If you’re installing a Bluetooth speaker in your apartment building in New York, for example, you wouldn’t want anyone within 50 feet to be able to connect to it. But manufacturers never opted for a seamless « discovery mode » process, Harrison said.
« Sometimes the device automatically boots up and is in ‘I’m ready to pair’ mode, » he added. « Sometimes you have to click on some kind of alien sequence to put the device into that particular mode. »
More than that, several US government agencies have informed consumers that using Bluetooth risks making their devices more vulnerable to cybersecurity risks. The Federal Communications Commission has warned that, as with Wi-Fi connections, « Bluetooth can put your personal data at risk if you’re not careful. »
At least one senior government official is said to be skeptical of Bluetooth: Vice President Kamala Harris. In Harris’ much-watched video congratulating President-elect Joe Biden after the election (« We did it, Joe!”), she can be seen holding a bunch of wired headphones in her hands. According to Politico, Harris « has long considered Bluetooth headphones to be a security risk. »

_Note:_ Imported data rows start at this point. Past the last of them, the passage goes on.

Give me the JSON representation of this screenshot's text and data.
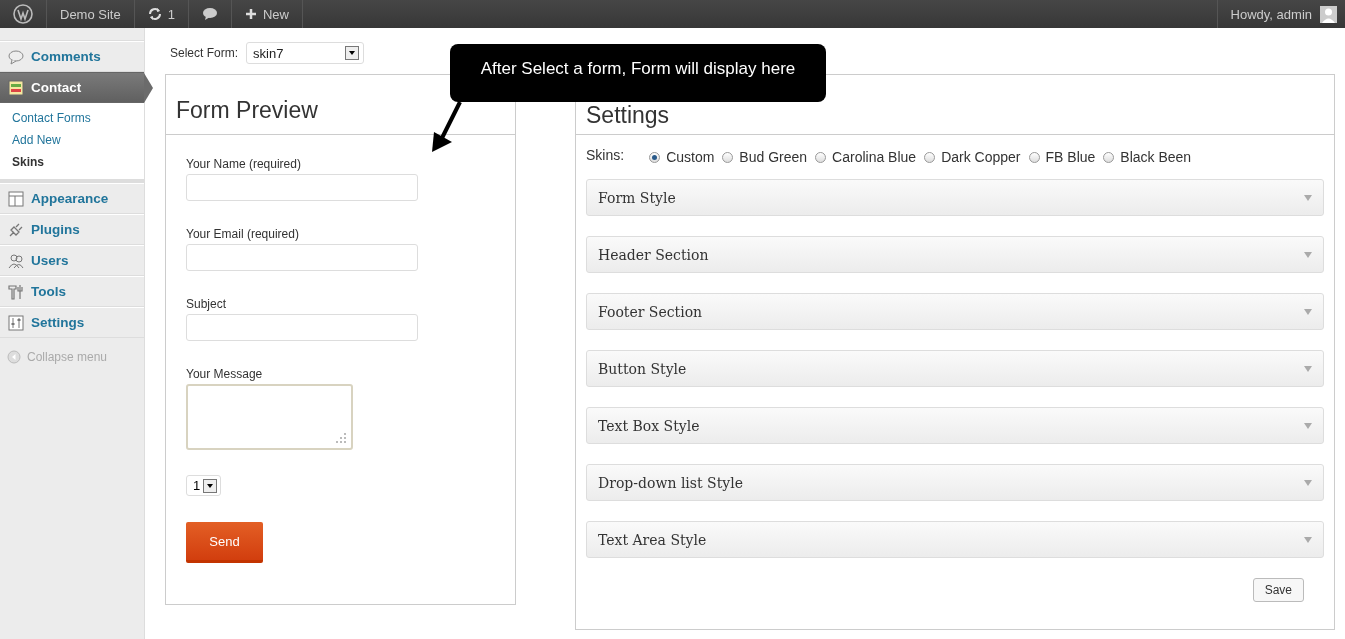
{
  "admin_bar": {
    "items": [
      {
        "kind": "logo"
      },
      {
        "kind": "site",
        "label": "Demo Site"
      },
      {
        "kind": "updates",
        "label": "1"
      },
      {
        "kind": "comments"
      },
      {
        "kind": "new",
        "label": "New"
      }
    ],
    "greeting": "Howdy, admin"
  },
  "sidebar": {
    "items": [
      {
        "kind": "comments",
        "label": "Comments",
        "selected": false
      },
      {
        "kind": "contact",
        "label": "Contact",
        "selected": true,
        "children": [
          {
            "label": "Contact Forms",
            "selected": false
          },
          {
            "label": "Add New",
            "selected": false
          },
          {
            "label": "Skins",
            "selected": true
          }
        ]
      },
      {
        "kind": "appearance",
        "label": "Appearance",
        "selected": false
      },
      {
        "kind": "plugins",
        "label": "Plugins",
        "selected": false
      },
      {
        "kind": "users",
        "label": "Users",
        "selected": false
      },
      {
        "kind": "tools",
        "label": "Tools",
        "selected": false
      },
      {
        "kind": "settings",
        "label": "Settings",
        "selected": false
      }
    ],
    "collapse": "Collapse menu"
  },
  "select_form": {
    "label": "Select Form:",
    "value": "skin7"
  },
  "callout": "After Select a form, Form will display here",
  "form_preview": {
    "title": "Form Preview",
    "fields": [
      {
        "kind": "input",
        "label": "Your Name (required)"
      },
      {
        "kind": "input",
        "label": "Your Email (required)"
      },
      {
        "kind": "input",
        "label": "Subject"
      },
      {
        "kind": "textarea",
        "label": "Your Message"
      },
      {
        "kind": "select",
        "value": "1"
      }
    ],
    "button": "Send"
  },
  "settings": {
    "title": "Settings",
    "skins_label": "Skins:",
    "skins": [
      {
        "label": "Custom",
        "selected": true
      },
      {
        "label": "Bud Green",
        "selected": false
      },
      {
        "label": "Carolina Blue",
        "selected": false
      },
      {
        "label": "Dark Copper",
        "selected": false
      },
      {
        "label": "FB Blue",
        "selected": false
      },
      {
        "label": "Black Been",
        "selected": false
      }
    ],
    "sections": [
      {
        "label": "Form Style",
        "expanded": false
      },
      {
        "label": "Header Section",
        "expanded": false
      },
      {
        "label": "Footer Section",
        "expanded": false
      },
      {
        "label": "Button Style",
        "expanded": false
      },
      {
        "label": "Text Box Style",
        "expanded": false
      },
      {
        "label": "Drop-down list Style",
        "expanded": false
      },
      {
        "label": "Text Area Style",
        "expanded": false
      }
    ],
    "save": "Save"
  }
}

But businesses and consumers continue to embrace Bluetooth. Perhaps most importantly, Apple ditched traditional headphone ports and introduced its popular Bluetooth-enabled wireless headphones, the AirPods. Other tech companies have since rolled out similar products.
Some diehard audiophiles, the kind of people « who complain Spotify isn’t good enough, » as Harrison puts it, also refuse to embrace the world of Bluetooth headphones for sound quality reasons.
Despite his flaws, Harrison doesn’t see the demand for Bluetooth dying off and admits he uses it himself seamlessly – about « 70% of the time ».
« Bluetooth hasn’t peaked yet, » Harrison said, predicting the widespread adoption of the Internet of Things, or smart devices, working together in close proximity will only add to its growth. « Bluetooth will be the glue that ties it all together. »